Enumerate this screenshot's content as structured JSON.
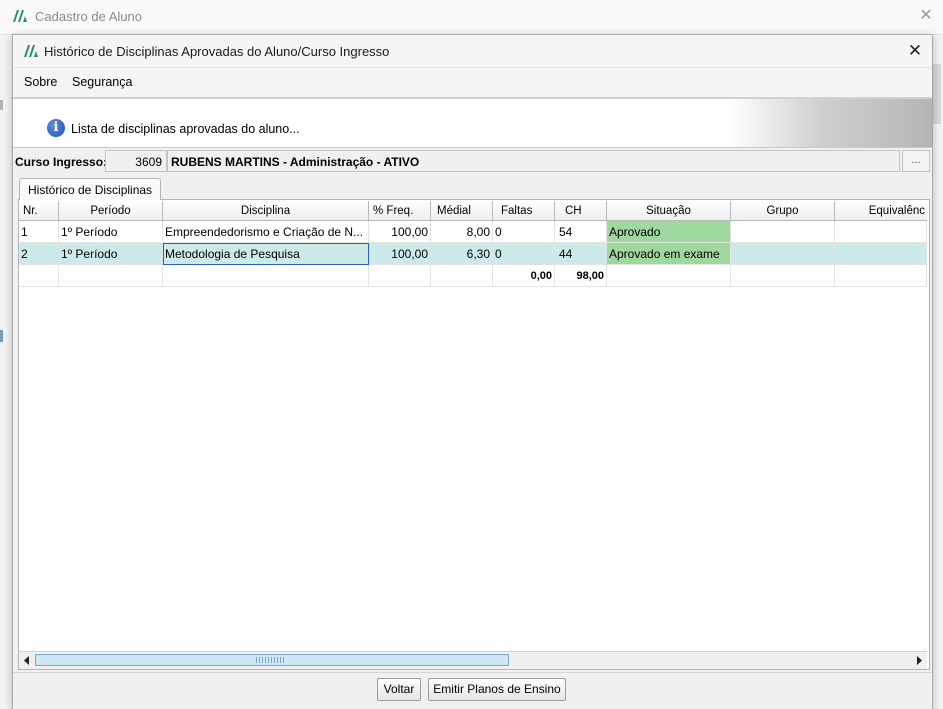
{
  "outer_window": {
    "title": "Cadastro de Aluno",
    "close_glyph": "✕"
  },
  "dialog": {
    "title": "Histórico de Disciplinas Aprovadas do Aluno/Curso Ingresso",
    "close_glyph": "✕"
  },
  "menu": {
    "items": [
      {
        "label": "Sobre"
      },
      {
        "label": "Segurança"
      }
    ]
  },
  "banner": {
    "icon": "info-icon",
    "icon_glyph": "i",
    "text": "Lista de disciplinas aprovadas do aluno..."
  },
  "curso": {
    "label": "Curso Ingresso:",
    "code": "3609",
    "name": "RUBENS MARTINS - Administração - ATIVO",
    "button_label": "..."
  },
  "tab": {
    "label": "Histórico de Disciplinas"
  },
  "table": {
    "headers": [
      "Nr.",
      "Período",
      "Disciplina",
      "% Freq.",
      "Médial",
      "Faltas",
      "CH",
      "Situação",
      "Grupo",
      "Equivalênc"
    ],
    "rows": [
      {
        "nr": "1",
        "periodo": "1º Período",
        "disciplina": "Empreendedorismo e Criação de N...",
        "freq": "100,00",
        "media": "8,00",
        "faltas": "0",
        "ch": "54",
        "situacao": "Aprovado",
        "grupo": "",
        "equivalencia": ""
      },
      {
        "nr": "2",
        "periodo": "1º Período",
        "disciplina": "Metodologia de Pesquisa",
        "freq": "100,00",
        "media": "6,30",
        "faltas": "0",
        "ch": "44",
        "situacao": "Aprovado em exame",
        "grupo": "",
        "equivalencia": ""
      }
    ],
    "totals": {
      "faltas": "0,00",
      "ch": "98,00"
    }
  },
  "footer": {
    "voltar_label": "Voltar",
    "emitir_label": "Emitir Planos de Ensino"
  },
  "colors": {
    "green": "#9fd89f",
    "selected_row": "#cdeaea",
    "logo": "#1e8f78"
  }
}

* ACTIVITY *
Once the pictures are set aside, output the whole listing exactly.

* COMPLETED TASK *
Enumerate this screenshot's content as structured JSON.
{
  "outer_window": {
    "title": "Cadastro de Aluno",
    "close_glyph": "✕"
  },
  "dialog": {
    "title": "Histórico de Disciplinas Aprovadas do Aluno/Curso Ingresso",
    "close_glyph": "✕"
  },
  "menu": {
    "items": [
      {
        "label": "Sobre"
      },
      {
        "label": "Segurança"
      }
    ]
  },
  "banner": {
    "icon": "info-icon",
    "icon_glyph": "i",
    "text": "Lista de disciplinas aprovadas do aluno..."
  },
  "curso": {
    "label": "Curso Ingresso:",
    "code": "3609",
    "name": "RUBENS MARTINS - Administração - ATIVO",
    "button_label": "..."
  },
  "tab": {
    "label": "Histórico de Disciplinas"
  },
  "table": {
    "headers": [
      "Nr.",
      "Período",
      "Disciplina",
      "% Freq.",
      "Médial",
      "Faltas",
      "CH",
      "Situação",
      "Grupo",
      "Equivalênc"
    ],
    "rows": [
      {
        "nr": "1",
        "periodo": "1º Período",
        "disciplina": "Empreendedorismo e Criação de N...",
        "freq": "100,00",
        "media": "8,00",
        "faltas": "0",
        "ch": "54",
        "situacao": "Aprovado",
        "grupo": "",
        "equivalencia": ""
      },
      {
        "nr": "2",
        "periodo": "1º Período",
        "disciplina": "Metodologia de Pesquisa",
        "freq": "100,00",
        "media": "6,30",
        "faltas": "0",
        "ch": "44",
        "situacao": "Aprovado em exame",
        "grupo": "",
        "equivalencia": ""
      }
    ],
    "totals": {
      "faltas": "0,00",
      "ch": "98,00"
    }
  },
  "footer": {
    "voltar_label": "Voltar",
    "emitir_label": "Emitir Planos de Ensino"
  },
  "colors": {
    "green": "#9fd89f",
    "selected_row": "#cdeaea",
    "logo": "#1e8f78"
  }
}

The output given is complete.